--- What is required ---
Collect each line of the records containing the string "JSON".

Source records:
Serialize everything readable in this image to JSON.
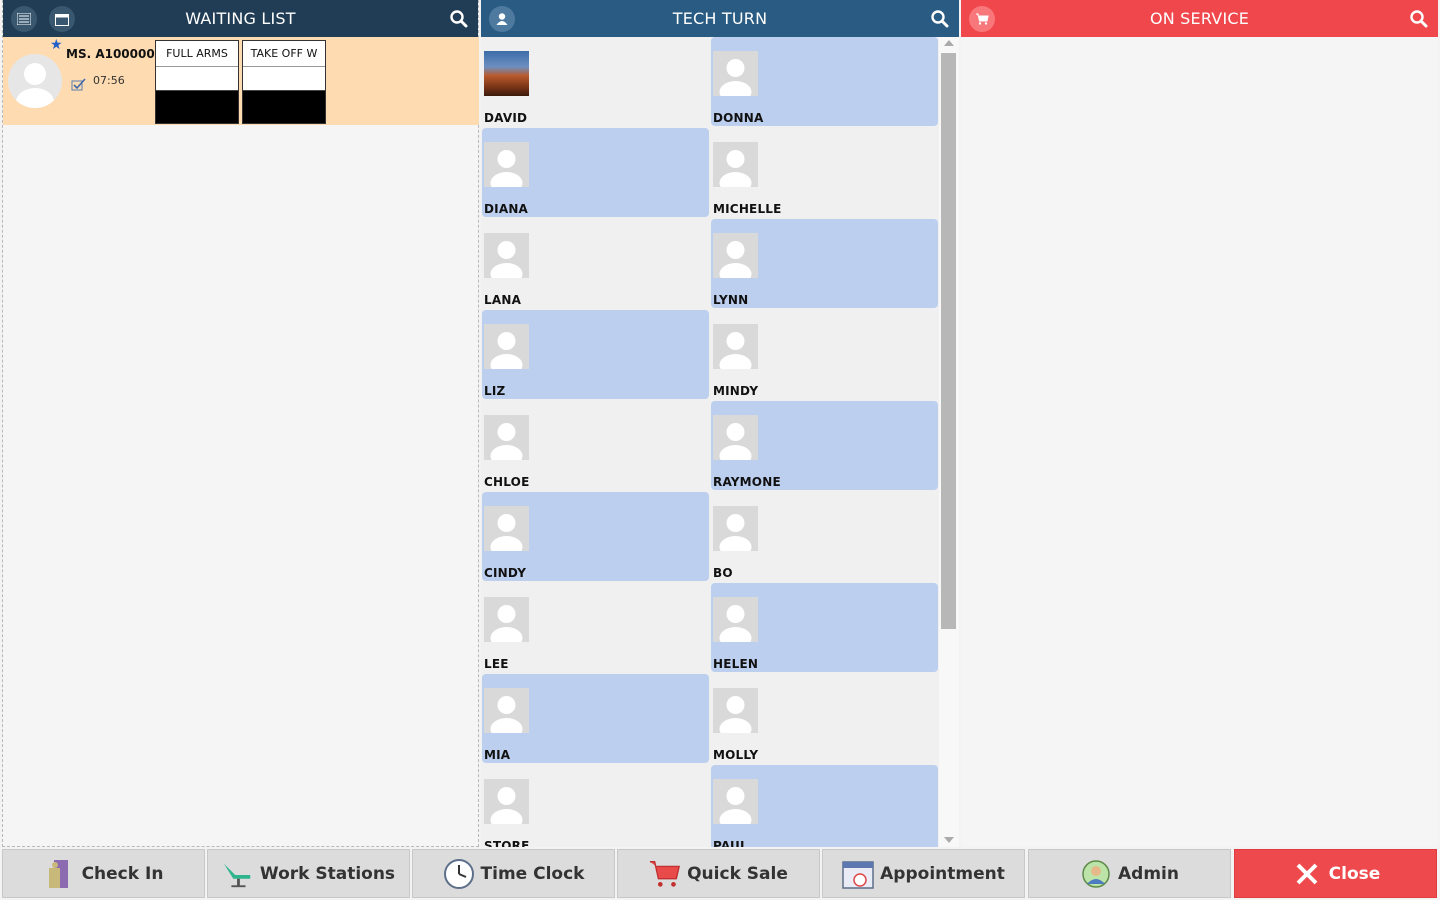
{
  "waiting": {
    "title": "WAITING LIST",
    "ticket": {
      "customer": "MS. A100000",
      "time": "07:56",
      "services": [
        "FULL ARMS",
        "TAKE OFF W"
      ]
    }
  },
  "tech_turn": {
    "title": "TECH TURN",
    "techs": [
      {
        "name": "DAVID",
        "highlight": false,
        "photo": true
      },
      {
        "name": "DONNA",
        "highlight": true,
        "photo": false
      },
      {
        "name": "DIANA",
        "highlight": true,
        "photo": false
      },
      {
        "name": "MICHELLE",
        "highlight": false,
        "photo": false
      },
      {
        "name": "LANA",
        "highlight": false,
        "photo": false
      },
      {
        "name": "LYNN",
        "highlight": true,
        "photo": false
      },
      {
        "name": "LIZ",
        "highlight": true,
        "photo": false
      },
      {
        "name": "MINDY",
        "highlight": false,
        "photo": false
      },
      {
        "name": "CHLOE",
        "highlight": false,
        "photo": false
      },
      {
        "name": "RAYMONE",
        "highlight": true,
        "photo": false
      },
      {
        "name": "CINDY",
        "highlight": true,
        "photo": false
      },
      {
        "name": "BO",
        "highlight": false,
        "photo": false
      },
      {
        "name": "LEE",
        "highlight": false,
        "photo": false
      },
      {
        "name": "HELEN",
        "highlight": true,
        "photo": false
      },
      {
        "name": "MIA",
        "highlight": true,
        "photo": false
      },
      {
        "name": "MOLLY",
        "highlight": false,
        "photo": false
      },
      {
        "name": "STORE",
        "highlight": false,
        "photo": false
      },
      {
        "name": "PAUL",
        "highlight": true,
        "photo": false
      }
    ]
  },
  "on_service": {
    "title": "ON SERVICE"
  },
  "toolbar": {
    "check_in": "Check In",
    "work_stations": "Work Stations",
    "time_clock": "Time Clock",
    "quick_sale": "Quick Sale",
    "appointment": "Appointment",
    "admin": "Admin",
    "close": "Close"
  },
  "colors": {
    "waiting_header": "#213d56",
    "tech_header": "#2a5b82",
    "service_header": "#f0474c",
    "tech_highlight": "#bccfee",
    "ticket_bg": "#fedbb0",
    "close_button": "#ee4a4e"
  }
}
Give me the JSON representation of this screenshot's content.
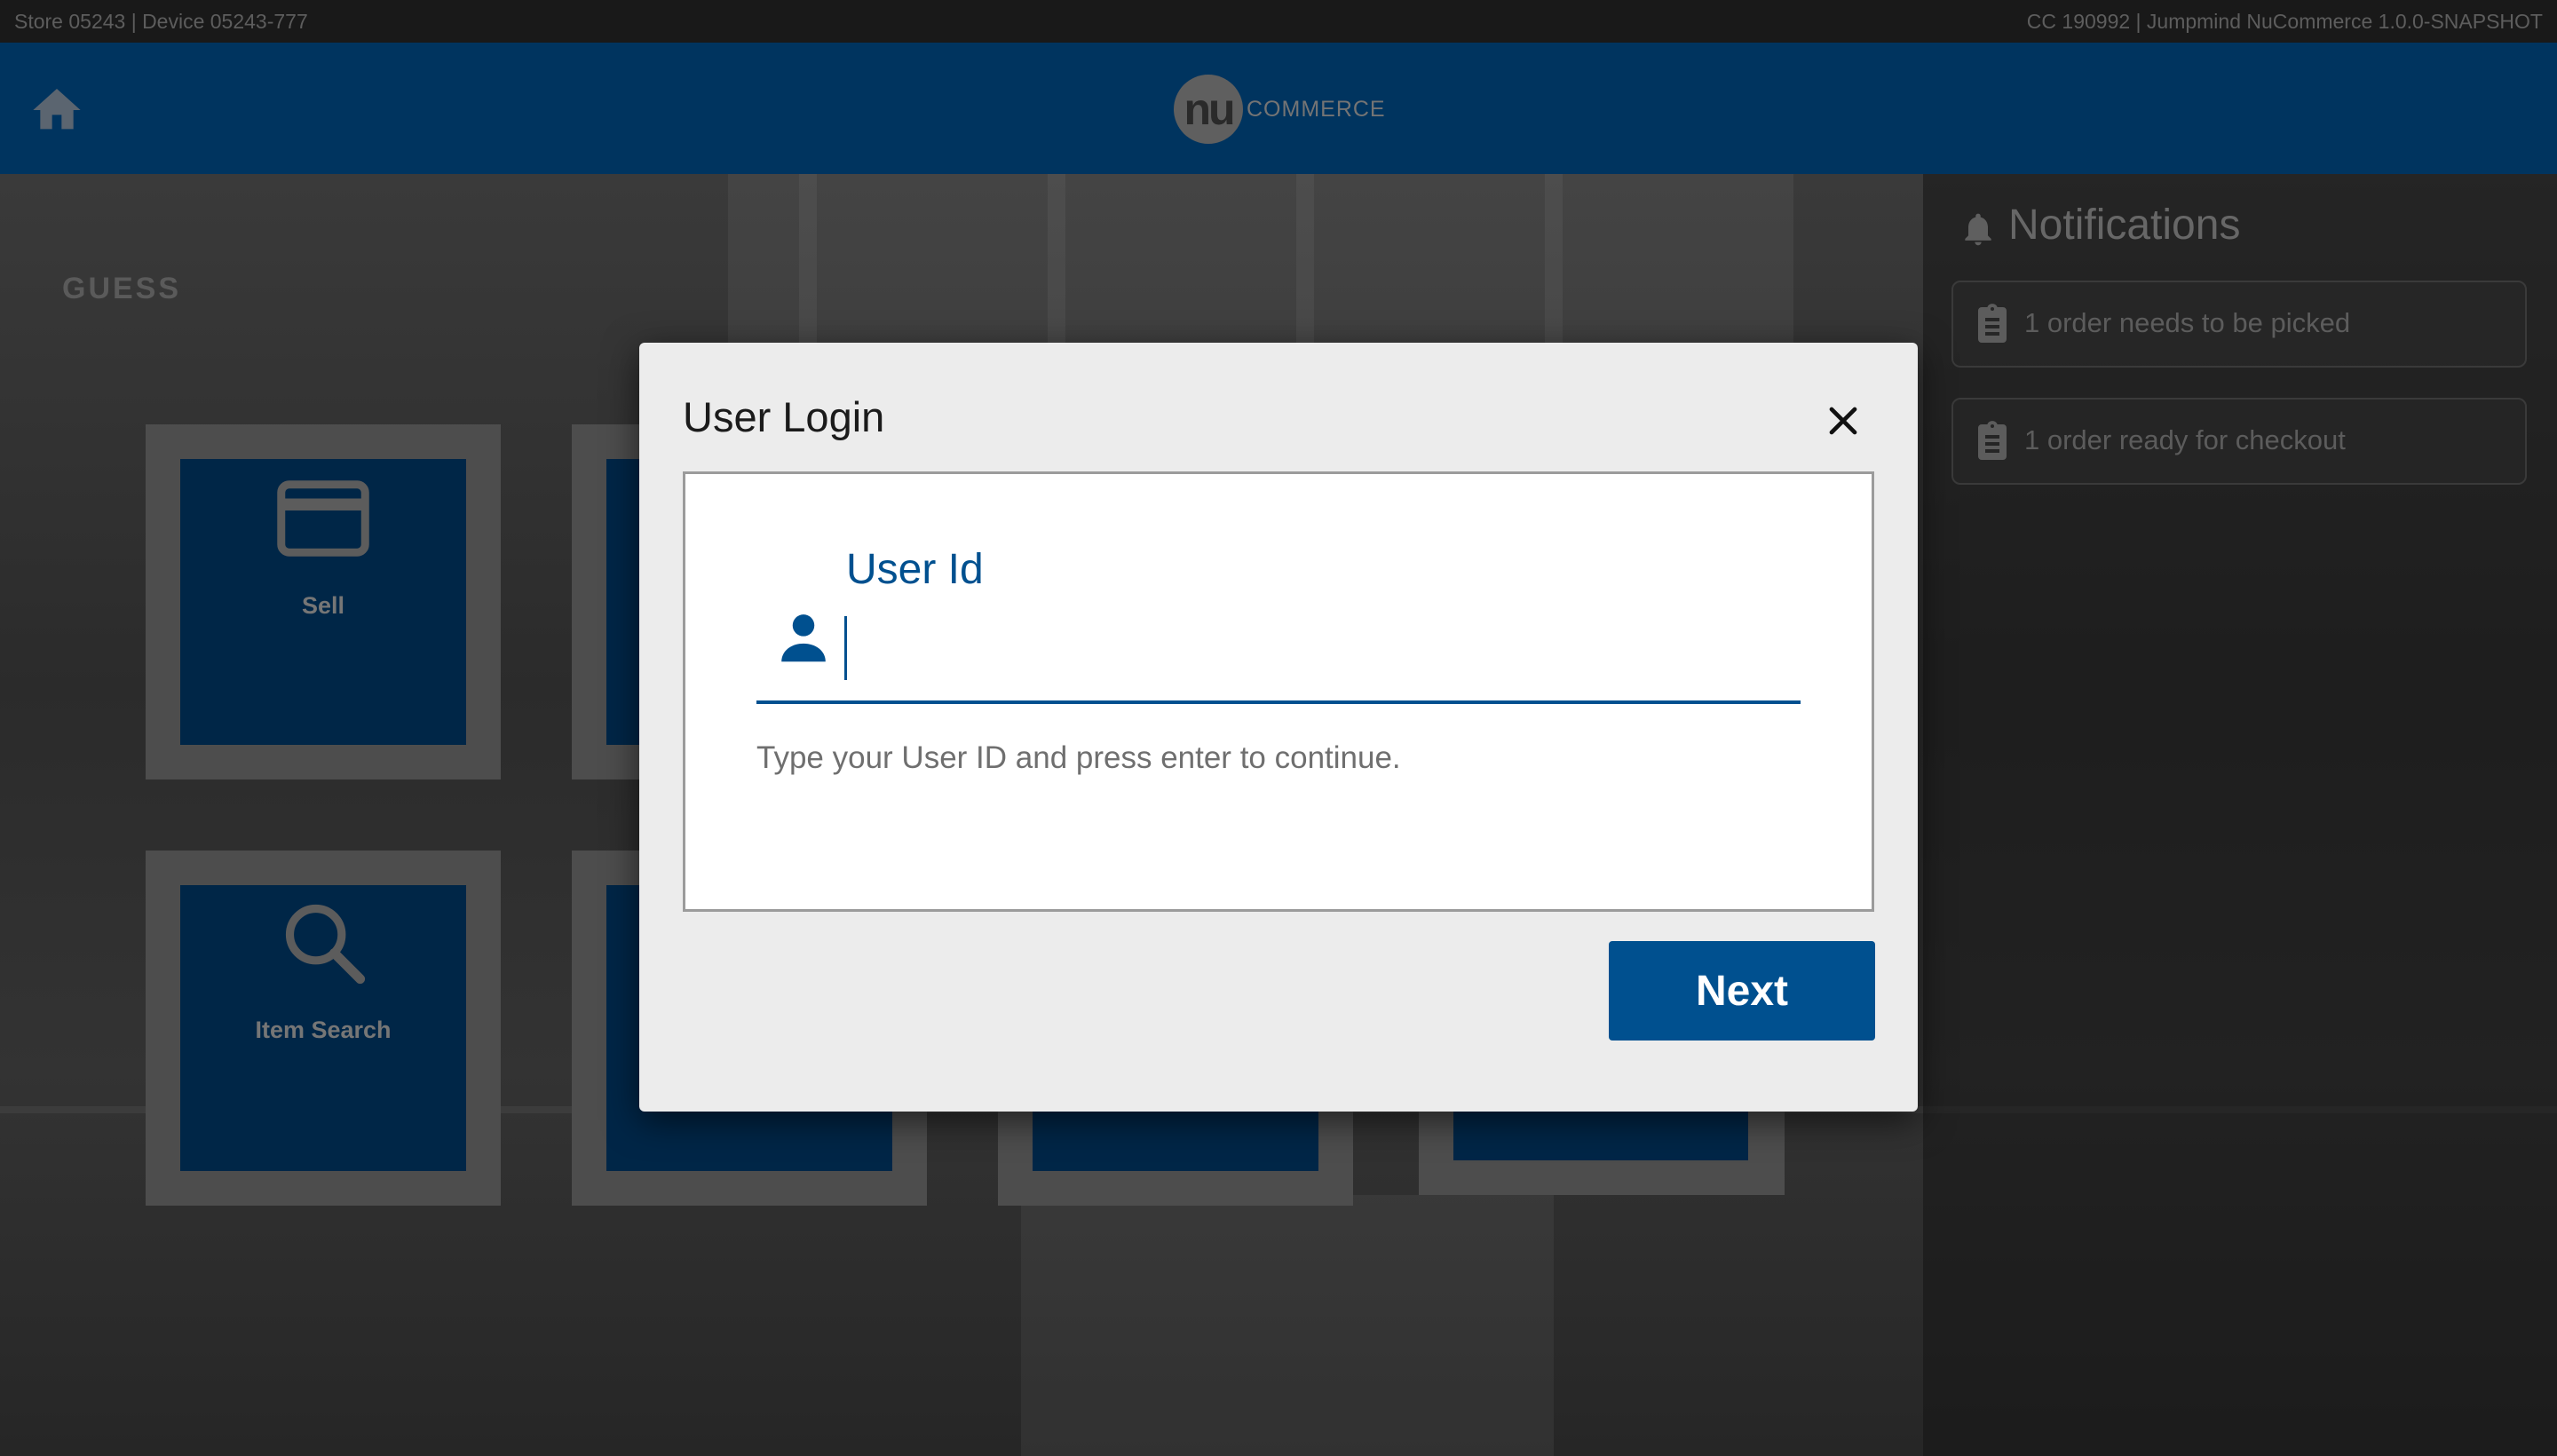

--- Completed exercise ---
Serialize everything readable in this image to JSON.
Give me the JSON representation of this screenshot's content.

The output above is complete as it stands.